The economics columnist of their English-language “newspaper” Daily Sabah, on the other hand, seems to (more or less) have understood my graphs. He featured me, albeit without giving my name, in his March 9 column. Without addressing any of my arguments on why the Turkish Lira’s weakness against the dollar could spell disaster for Turkey, he simply made some claims on the exchange rate, which were unfortunately inaccurate.

It would be unfair to correct my ex-students, especially those I have failed to teach economics.
However, others, including some in the government, have also claimed that the lira’s weakness is because of the dollar’s strength, especially against the euro. They support their argument by noting that the lira has actually done well against the Euro Area’s currency.

At first look, these arguments may seem convincing. After all, the dollar index, which is the weighted average of a bunch of currencies against the dollar, is at its highest level since September 2003. But what proponents of this view fail to mention is that the lira has been the second-worst performing emerging markets currency, after the Brazilian real, against the dollar and the euro during the past month as well as since the beginning of the year.

The dollar’s surge against the lira began after Jan. 16, when President Recep Tayyip Erdoğan started his tirades against the Central Bank. Interestingly, the euro dollar exchange rate hovered in the 1.12-1.14 range from the third week of January to early March, when the European Central Bank kicked off its quantitative easing program.
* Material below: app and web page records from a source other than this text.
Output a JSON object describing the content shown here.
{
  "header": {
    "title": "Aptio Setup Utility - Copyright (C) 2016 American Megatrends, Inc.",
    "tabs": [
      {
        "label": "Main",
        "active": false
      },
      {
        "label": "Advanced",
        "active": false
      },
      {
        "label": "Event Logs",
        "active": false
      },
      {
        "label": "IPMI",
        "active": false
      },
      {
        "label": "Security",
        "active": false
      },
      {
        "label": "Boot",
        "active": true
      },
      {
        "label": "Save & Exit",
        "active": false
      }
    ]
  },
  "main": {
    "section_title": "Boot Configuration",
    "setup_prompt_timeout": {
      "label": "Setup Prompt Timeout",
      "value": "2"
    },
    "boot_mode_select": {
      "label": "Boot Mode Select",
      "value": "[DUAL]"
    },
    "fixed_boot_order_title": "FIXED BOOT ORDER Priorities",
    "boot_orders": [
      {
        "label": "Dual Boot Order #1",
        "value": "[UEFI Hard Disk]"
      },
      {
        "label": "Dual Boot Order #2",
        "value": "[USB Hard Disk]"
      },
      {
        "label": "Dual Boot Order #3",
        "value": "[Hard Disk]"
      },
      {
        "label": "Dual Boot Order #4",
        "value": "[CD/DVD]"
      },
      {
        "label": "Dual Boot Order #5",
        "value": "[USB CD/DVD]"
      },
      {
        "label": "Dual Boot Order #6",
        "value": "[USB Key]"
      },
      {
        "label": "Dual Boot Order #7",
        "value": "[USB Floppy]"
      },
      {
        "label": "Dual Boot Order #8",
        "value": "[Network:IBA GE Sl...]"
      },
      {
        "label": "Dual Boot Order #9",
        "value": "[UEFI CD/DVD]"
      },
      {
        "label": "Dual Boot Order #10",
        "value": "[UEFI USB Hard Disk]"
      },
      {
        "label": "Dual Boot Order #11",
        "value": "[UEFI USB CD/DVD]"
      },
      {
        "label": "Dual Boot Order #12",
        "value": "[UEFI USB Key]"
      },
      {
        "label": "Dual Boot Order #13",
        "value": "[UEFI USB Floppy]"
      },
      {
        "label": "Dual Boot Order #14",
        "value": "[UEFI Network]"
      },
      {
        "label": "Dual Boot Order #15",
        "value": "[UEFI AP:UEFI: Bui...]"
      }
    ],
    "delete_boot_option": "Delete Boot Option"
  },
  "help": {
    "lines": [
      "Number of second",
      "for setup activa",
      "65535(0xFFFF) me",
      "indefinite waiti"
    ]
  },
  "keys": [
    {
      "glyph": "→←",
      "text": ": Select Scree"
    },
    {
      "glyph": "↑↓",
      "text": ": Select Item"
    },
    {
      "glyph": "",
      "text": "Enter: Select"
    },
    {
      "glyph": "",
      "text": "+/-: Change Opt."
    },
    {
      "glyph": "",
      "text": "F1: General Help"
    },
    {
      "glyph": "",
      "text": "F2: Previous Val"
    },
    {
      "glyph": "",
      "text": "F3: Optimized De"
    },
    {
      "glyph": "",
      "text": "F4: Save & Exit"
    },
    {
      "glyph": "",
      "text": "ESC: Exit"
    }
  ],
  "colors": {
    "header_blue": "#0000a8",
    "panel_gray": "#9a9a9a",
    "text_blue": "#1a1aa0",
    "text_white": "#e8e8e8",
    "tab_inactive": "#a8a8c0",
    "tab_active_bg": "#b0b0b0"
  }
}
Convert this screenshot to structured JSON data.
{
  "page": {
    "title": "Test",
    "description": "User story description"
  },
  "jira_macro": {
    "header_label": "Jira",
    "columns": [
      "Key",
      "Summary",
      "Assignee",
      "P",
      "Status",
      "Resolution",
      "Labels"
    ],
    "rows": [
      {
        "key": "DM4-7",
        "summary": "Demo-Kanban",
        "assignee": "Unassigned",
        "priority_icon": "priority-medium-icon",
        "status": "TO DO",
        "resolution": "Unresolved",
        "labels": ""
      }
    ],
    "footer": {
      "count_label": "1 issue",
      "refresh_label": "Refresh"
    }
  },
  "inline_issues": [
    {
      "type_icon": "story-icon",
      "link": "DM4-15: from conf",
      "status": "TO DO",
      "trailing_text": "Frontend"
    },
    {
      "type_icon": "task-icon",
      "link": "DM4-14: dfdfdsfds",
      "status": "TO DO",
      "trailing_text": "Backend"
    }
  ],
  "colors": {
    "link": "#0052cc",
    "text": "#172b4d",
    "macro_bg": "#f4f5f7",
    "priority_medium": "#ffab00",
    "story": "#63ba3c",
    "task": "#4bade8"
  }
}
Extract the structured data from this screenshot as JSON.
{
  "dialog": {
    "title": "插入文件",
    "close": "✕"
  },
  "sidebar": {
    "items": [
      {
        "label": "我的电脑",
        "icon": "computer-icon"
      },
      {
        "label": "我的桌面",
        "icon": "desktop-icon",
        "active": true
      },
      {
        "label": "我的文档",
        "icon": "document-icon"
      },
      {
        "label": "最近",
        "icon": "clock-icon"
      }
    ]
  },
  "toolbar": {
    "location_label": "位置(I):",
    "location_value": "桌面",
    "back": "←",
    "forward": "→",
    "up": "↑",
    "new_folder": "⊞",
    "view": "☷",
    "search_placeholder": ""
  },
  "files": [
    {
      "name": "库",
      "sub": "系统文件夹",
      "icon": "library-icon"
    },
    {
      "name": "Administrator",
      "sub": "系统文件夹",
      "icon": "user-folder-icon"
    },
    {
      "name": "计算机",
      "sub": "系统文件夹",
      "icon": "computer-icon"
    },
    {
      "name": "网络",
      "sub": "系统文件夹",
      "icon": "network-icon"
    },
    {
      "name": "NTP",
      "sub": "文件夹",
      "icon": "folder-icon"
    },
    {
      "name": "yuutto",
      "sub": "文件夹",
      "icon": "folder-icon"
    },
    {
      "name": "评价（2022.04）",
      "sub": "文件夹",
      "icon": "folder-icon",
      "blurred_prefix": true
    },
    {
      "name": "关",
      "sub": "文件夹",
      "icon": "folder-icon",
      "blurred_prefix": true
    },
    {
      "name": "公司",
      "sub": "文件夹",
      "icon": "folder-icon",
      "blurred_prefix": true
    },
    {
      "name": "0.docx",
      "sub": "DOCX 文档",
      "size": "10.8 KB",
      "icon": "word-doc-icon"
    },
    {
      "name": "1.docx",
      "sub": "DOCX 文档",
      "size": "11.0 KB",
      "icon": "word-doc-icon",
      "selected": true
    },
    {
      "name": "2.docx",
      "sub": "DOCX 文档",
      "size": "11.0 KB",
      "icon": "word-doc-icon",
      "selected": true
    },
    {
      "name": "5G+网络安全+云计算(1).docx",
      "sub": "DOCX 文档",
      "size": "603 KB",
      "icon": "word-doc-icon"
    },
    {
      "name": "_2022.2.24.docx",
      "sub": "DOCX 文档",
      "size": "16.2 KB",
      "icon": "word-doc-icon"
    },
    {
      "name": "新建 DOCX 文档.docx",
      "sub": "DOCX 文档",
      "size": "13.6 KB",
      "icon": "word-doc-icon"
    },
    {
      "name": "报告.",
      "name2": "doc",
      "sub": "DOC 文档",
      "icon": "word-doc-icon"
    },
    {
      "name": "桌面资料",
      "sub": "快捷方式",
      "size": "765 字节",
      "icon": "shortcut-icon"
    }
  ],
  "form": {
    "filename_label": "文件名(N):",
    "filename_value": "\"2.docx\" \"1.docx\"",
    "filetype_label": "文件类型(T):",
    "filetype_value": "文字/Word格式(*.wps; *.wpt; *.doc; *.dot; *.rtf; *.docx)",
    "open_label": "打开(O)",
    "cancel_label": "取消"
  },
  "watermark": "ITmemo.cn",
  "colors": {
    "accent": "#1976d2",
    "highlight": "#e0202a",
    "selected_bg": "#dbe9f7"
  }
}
As a result, the lira’s depreciation against the euro mirrored its plunge against the greenback.

In any case, I just can’t see how any country’s currency would rank much better, when compared to its peers, against the euro than the dollar. After all, a currency’s exchange rate against the euro is its exchange rate against the dollar, multiplied by the euro-dollar exchange rate. If you are mathematically inclined, just take logarithms, or logs, and time derivatives of both sides of this identity for Turkey. You’ll see that lira depreciation against the euro can be approximated by lira depreciation against the dollar, subtracted by euro depreciation against the dollar.

Radikal and Hürriyet columnist Uğur Gürses noted in a recent column, where he took on the same topic, that “with mathematics in front of us, the rest is just Kabataş lies.” Unfortunately, those in pro-government “newspapers,” who cannot take logs but are “logs” themselves, have no other choice.